A few weeks ago I had a fascinating conversation in a downtown coffee shop with a new acquaintance. Among the many topics we covered was his conviction that the Bible presents one concrete, straightforward pattern for church structure and practice.
This got me thinking. In theological circles we call the study of the Church ‘ecclesiology‘, from the Greek word for church, ekklēsiā. In fact, theologians have all sorts of ‘ologies’.
- Christology is ‘talking about Christ’.
- Soteriology is ‘talking about salvation’
- Pneumatology is ‘talking about the Holy Spirit
- Eschatology is ‘talking about the culmination of history’
Interestingly enough, however, there doesn’t seem to be a word for ‘Kingdom-ology’, or the study of the kingdom of God. I’ve never, ever heard the phrase ‘Basileology‘, which would be the logical term to use.
This seems to me a strange omission. The word ‘church’ is mentioned twice in the gospels. But the phrase ‘Kingdom of God’, or ‘Kingdom of Heaven’ is used more than 80 times! So why do theologians talk about the Church so much more than the Kingdom?
Am I missing something? Is this actually a subject that’s taught at seminary? Is there such a thing as ‘Introduction to Basileology’ or ‘Kingdom Studies 101’? What would such a course look like? What questions would it ask? Which experts would we study?

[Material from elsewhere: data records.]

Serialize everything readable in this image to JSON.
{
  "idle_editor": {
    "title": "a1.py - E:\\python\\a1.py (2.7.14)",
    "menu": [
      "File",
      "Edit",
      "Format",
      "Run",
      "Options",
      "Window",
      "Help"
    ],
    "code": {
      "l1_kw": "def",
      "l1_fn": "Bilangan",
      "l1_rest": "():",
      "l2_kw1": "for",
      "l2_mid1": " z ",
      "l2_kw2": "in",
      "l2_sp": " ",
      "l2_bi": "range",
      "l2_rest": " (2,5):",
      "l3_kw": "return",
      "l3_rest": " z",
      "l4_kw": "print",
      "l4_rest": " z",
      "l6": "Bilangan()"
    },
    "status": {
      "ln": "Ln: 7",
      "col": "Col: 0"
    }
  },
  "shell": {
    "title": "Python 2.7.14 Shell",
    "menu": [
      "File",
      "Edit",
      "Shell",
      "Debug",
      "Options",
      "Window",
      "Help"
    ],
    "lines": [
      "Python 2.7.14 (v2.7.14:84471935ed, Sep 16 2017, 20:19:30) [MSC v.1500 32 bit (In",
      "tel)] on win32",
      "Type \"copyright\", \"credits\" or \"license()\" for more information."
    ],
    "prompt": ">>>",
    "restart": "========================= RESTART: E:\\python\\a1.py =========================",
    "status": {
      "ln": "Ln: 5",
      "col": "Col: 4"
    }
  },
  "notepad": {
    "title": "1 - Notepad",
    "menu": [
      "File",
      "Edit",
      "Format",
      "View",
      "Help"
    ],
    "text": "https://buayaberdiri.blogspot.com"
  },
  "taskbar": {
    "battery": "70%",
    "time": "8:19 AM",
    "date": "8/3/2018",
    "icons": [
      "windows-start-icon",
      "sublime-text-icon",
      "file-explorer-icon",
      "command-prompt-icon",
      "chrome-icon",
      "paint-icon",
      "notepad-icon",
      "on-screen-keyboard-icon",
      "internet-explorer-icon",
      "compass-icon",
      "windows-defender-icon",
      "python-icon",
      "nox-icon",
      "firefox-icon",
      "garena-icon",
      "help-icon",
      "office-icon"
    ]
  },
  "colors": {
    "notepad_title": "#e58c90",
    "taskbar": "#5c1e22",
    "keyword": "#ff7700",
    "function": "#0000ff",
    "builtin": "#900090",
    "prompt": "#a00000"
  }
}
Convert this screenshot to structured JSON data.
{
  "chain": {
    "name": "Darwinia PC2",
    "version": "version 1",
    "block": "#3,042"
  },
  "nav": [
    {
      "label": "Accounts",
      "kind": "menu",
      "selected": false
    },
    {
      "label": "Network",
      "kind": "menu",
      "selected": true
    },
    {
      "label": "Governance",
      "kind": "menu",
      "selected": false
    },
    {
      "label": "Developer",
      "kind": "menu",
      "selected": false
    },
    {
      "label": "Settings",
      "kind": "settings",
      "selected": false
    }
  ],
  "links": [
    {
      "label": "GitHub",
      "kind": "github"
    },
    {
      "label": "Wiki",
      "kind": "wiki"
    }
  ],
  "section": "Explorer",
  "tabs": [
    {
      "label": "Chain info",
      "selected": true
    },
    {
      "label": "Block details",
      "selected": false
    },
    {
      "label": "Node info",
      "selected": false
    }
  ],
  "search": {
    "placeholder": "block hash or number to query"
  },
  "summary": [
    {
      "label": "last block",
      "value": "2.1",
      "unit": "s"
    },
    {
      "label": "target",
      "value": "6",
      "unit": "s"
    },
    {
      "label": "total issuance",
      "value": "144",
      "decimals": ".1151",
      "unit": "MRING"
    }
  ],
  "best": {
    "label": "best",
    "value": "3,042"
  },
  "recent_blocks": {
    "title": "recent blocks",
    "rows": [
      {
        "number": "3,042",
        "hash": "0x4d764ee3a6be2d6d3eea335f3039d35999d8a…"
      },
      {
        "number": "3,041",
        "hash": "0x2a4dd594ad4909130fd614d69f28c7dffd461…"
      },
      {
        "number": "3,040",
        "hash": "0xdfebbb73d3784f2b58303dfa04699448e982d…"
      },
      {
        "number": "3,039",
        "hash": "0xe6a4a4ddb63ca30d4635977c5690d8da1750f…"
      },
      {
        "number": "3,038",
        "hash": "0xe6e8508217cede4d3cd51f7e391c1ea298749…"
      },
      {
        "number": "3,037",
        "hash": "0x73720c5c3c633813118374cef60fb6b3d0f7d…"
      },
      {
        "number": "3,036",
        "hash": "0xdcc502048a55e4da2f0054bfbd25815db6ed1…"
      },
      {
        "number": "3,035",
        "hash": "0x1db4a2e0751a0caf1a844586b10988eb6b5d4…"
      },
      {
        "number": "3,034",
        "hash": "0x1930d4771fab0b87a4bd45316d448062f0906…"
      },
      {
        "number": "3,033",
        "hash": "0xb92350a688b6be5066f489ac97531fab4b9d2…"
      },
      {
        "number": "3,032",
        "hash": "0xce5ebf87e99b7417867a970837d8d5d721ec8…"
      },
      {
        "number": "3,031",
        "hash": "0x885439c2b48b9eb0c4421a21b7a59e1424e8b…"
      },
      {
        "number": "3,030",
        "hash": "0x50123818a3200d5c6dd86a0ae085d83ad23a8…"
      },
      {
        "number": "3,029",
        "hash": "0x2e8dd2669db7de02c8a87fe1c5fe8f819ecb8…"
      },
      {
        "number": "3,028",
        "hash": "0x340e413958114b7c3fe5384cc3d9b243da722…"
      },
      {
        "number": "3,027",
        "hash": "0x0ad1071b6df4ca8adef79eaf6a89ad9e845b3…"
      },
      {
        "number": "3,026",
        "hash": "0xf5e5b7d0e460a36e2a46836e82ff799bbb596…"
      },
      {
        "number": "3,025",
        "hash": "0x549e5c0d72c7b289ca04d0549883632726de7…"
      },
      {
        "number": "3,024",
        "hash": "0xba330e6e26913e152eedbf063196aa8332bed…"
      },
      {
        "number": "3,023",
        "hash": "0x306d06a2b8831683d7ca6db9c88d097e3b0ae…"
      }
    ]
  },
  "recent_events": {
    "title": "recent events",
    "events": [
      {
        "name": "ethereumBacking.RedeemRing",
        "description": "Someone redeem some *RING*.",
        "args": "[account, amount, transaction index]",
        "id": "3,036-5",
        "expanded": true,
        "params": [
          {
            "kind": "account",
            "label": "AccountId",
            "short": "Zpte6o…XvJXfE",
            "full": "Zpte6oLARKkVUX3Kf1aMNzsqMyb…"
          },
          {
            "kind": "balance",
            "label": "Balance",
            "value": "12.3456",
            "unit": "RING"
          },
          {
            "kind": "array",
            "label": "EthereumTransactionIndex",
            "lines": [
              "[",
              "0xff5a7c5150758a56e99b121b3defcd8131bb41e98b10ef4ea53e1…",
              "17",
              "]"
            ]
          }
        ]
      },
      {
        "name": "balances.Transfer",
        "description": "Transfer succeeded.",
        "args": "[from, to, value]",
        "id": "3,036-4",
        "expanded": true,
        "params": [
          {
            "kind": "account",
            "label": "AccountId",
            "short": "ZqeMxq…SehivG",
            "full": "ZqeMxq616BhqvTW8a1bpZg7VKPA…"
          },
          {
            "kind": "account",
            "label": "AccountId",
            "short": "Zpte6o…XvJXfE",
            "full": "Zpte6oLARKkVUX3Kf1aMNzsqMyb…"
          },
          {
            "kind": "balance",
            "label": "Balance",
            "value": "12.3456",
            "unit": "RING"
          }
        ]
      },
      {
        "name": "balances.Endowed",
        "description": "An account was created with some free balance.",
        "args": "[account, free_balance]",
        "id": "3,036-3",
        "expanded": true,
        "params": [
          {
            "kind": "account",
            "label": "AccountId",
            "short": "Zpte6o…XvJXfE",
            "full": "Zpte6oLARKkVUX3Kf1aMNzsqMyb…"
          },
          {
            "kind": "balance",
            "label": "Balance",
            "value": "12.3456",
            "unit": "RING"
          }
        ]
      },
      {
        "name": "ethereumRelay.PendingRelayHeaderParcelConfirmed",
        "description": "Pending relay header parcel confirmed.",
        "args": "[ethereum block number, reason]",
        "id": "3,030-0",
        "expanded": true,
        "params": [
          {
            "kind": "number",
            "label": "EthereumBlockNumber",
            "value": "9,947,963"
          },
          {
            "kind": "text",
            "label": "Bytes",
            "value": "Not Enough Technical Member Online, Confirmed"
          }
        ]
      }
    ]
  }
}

In fact, while we’re asking these questions, what is the Kingdom of God? And who is teaching and studying and talking about this question?